“It’s a donut and I’m not sorry!” I sass back. I feel like I’m getting ready to duel this thing to the death.

I haven’t lived with my mother in years, but I find myself hiding from my phone like a kid who’s about to get into big trouble. I peek out from my spot behind the ‘fridge.

My husband bemoans something he ate in a weak moment and I say, “it’ll be ok – just don’t tell the app.”

A lot of help I am.

My little fitness pal does give me break once in awhile. It calculates my steps and grants me more calories as my exercise increases. It’s kinda like getting an E for effort.

Bacon, oh how I miss you. I see a cheat day on my horizon. (I’m not telling the app)

It’s really ok to have a cheat meal once in awhile when you’re dieting. You just don’t want to make it a habit. I’m certainly not an expert, but I think you have to treat yourself sometimes to keep the motivation up.

Just don’t go overboard with it – you don’t want to undo all you’ve achieved in the first week. I started doing all this healthy stuff to support my husband who’s trying to lower his cholesterol and it’s really not all that bad. I recommend the buddy system- it can help make the journey almost fun.😊

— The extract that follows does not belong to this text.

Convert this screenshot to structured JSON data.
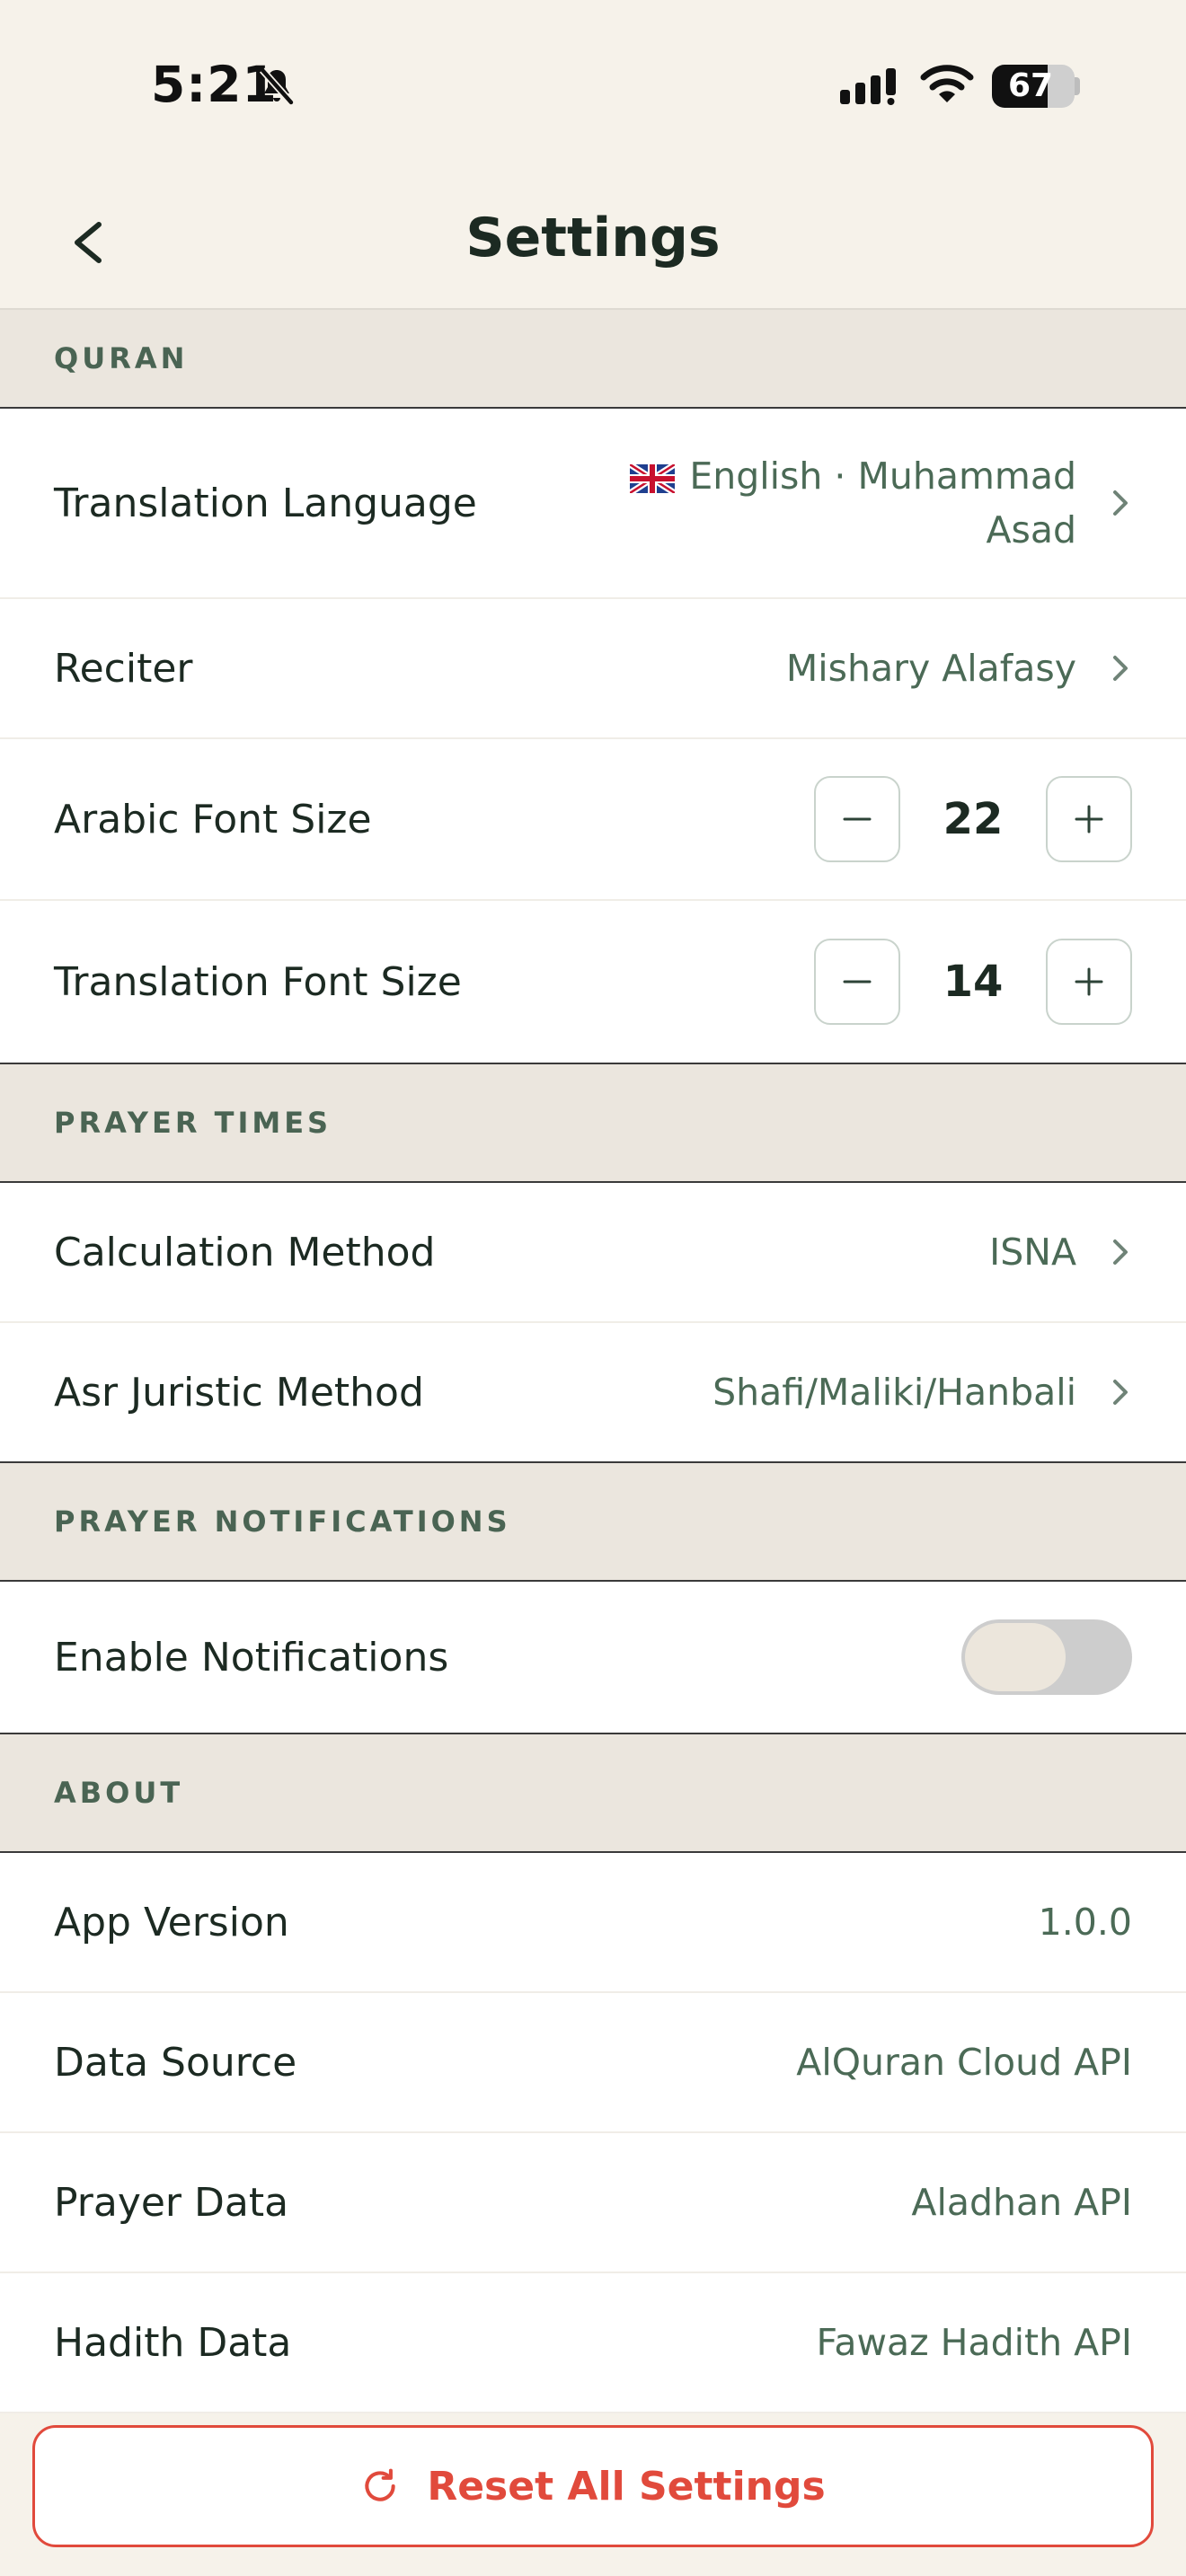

I’m not sure the app would approve of the buddy system, though. Its M-O is more like “divide and conquer”… or duel to the death.